In Illinois, there are very specific laws related to enforcing and collecting money judgments. There are even more specific laws as well as unsettled caselaw related to if and how those collection laws apply to child support in domestic relations cases. Are there time limits to within which a parent must enforce and collect on past-due child support or child support judgments? Do any special rules apply? The answer is, as it often is, “it depends.”

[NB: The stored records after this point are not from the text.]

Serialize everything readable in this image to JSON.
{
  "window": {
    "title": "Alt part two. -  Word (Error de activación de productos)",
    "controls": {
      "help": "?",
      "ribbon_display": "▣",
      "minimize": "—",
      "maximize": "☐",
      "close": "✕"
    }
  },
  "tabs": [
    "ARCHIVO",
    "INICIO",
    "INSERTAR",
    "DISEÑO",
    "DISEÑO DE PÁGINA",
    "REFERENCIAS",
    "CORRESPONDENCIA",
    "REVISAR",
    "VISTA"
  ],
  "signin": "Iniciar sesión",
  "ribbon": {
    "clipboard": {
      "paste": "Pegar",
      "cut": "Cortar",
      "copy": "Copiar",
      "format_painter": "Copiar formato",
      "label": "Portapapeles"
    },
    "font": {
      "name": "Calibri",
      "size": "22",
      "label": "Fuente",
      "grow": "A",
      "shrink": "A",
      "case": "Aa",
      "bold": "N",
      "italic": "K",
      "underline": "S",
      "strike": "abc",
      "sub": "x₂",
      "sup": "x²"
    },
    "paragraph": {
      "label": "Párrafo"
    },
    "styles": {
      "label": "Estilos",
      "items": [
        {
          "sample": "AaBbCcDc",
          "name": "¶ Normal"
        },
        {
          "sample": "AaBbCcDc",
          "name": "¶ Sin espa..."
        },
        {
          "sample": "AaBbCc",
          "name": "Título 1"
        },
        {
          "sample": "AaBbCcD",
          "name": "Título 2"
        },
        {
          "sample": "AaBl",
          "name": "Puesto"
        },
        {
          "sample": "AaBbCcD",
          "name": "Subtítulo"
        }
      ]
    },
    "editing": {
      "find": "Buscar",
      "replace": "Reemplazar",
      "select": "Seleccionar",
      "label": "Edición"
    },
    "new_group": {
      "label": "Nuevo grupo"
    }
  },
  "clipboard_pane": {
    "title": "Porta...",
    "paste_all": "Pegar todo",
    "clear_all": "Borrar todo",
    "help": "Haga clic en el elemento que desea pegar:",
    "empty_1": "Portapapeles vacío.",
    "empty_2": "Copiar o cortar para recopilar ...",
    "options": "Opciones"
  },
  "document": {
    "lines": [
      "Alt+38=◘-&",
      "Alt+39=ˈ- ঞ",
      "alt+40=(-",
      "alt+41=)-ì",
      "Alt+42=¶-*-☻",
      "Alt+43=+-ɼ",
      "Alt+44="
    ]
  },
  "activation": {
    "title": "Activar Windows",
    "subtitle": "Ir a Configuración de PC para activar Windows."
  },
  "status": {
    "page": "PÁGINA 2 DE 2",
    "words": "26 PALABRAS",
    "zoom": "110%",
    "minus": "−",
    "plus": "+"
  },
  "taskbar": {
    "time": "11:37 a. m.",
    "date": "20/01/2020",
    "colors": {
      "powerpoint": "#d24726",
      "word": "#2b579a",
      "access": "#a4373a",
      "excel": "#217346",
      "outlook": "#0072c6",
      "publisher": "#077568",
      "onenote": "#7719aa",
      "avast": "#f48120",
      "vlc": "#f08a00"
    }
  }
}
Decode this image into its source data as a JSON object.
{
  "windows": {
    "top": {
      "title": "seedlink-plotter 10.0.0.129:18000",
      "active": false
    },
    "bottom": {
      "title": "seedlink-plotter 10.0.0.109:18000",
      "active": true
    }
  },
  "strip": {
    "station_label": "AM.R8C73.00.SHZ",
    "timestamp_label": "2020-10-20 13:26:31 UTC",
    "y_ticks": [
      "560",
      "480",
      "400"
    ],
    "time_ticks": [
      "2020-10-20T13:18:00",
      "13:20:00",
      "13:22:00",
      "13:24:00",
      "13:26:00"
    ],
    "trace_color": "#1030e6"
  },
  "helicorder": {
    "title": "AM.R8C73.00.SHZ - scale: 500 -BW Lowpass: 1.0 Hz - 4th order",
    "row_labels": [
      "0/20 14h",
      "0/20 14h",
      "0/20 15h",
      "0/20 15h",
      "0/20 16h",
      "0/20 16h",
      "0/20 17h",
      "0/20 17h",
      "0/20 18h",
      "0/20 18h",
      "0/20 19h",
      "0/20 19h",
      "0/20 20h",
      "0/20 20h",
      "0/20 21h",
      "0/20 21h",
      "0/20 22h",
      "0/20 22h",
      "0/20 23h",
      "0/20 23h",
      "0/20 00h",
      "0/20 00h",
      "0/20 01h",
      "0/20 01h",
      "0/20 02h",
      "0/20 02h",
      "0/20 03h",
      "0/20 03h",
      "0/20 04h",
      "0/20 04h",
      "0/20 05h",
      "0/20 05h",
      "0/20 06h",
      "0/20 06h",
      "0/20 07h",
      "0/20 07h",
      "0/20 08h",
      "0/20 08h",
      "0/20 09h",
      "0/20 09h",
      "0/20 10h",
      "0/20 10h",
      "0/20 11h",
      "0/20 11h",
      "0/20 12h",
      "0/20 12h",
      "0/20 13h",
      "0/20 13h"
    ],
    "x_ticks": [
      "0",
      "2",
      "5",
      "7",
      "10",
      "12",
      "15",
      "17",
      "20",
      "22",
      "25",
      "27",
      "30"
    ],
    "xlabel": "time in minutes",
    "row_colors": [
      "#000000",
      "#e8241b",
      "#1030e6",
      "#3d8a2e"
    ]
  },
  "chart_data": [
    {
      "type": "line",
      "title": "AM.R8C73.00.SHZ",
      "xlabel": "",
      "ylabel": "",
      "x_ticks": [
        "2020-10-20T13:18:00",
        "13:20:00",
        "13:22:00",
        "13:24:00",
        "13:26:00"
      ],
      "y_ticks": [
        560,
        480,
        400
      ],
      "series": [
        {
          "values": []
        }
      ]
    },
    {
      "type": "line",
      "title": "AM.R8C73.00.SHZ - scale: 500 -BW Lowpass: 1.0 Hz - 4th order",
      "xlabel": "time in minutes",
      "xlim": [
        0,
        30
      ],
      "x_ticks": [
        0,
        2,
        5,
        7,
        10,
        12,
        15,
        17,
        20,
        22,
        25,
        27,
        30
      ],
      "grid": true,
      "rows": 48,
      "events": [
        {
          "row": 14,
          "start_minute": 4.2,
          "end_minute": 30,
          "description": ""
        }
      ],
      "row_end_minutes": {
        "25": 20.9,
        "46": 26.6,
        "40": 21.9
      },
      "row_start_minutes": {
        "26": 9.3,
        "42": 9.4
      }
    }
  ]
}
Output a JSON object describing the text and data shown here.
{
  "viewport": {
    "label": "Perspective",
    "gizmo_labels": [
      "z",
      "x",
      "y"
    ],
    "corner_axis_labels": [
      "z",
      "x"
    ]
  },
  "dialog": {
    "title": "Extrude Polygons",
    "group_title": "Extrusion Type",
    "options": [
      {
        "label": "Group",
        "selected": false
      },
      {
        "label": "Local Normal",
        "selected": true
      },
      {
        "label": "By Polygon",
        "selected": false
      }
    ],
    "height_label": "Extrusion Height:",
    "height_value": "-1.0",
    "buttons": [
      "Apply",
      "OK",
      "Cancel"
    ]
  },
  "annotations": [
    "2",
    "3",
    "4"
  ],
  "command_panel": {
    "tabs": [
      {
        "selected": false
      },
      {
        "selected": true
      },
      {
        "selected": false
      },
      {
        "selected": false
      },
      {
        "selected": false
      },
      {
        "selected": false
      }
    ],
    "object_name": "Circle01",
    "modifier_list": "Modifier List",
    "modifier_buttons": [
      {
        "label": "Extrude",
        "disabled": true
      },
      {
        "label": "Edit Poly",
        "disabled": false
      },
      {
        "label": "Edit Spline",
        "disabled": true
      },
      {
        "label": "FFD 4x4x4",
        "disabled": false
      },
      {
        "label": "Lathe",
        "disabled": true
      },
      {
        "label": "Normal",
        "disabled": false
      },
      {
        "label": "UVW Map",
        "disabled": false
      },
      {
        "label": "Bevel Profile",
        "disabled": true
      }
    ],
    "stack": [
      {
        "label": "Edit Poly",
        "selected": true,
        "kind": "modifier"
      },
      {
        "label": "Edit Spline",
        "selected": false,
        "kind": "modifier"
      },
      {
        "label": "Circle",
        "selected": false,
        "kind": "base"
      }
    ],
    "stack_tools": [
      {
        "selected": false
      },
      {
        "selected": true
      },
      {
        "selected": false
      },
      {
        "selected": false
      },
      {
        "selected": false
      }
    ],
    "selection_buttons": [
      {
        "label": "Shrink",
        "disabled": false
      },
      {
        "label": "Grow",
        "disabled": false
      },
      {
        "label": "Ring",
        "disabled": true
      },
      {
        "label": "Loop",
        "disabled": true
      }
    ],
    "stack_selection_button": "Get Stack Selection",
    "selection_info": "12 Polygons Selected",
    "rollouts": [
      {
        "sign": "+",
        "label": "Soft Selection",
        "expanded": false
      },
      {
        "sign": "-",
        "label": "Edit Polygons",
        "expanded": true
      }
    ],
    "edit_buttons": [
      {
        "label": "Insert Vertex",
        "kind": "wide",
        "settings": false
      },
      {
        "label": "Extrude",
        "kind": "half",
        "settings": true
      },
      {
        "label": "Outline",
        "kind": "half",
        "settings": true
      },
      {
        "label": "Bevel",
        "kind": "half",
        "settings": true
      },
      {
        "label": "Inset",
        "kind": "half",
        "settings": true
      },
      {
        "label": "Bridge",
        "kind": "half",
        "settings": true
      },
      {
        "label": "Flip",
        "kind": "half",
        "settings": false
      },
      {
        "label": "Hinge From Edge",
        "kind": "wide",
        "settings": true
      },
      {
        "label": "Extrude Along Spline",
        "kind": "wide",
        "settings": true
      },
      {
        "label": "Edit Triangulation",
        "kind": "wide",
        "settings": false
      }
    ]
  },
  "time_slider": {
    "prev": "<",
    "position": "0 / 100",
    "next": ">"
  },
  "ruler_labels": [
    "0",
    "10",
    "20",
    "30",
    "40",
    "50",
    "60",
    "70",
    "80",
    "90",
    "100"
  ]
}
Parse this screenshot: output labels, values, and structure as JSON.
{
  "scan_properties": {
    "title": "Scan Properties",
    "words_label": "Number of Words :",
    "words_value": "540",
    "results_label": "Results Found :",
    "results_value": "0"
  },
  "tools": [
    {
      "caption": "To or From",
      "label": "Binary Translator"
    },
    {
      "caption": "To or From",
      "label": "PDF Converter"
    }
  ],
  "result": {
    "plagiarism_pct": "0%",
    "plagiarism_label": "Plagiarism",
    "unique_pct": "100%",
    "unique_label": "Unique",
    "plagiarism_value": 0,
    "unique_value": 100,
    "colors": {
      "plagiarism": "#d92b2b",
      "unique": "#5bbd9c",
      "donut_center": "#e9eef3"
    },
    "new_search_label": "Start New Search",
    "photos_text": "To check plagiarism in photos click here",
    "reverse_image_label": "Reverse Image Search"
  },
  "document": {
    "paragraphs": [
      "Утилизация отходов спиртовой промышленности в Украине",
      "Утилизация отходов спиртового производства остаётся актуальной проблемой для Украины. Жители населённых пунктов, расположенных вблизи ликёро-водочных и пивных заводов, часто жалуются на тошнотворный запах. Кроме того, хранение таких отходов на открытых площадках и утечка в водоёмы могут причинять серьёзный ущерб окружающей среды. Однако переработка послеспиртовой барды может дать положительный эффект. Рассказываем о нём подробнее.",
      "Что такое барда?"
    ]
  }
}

Imagine the following scenario: A husband and wife were divorced on January 1, 1970. The divorce decree entered on that date provided that the husband would pay the sum of $100.00 for child support for the parties’ minor child, who was three years old at the time the divorce was finalized. The Husband paid no child support whatsoever. The child emancipated in 1985 and wife never took the husband back to court for payment of child support. In 2017, the wife found out that the previously unemployed husband had won $500,000 playing the Illinois lottery, and so she decided to collect on the past-due child support that was due and owing from 1970 through 1985. However, more than 32 years have elapsed since the child emancipated, and more than 37 years have elapsed since the first unpaid child support came due. Is that too long?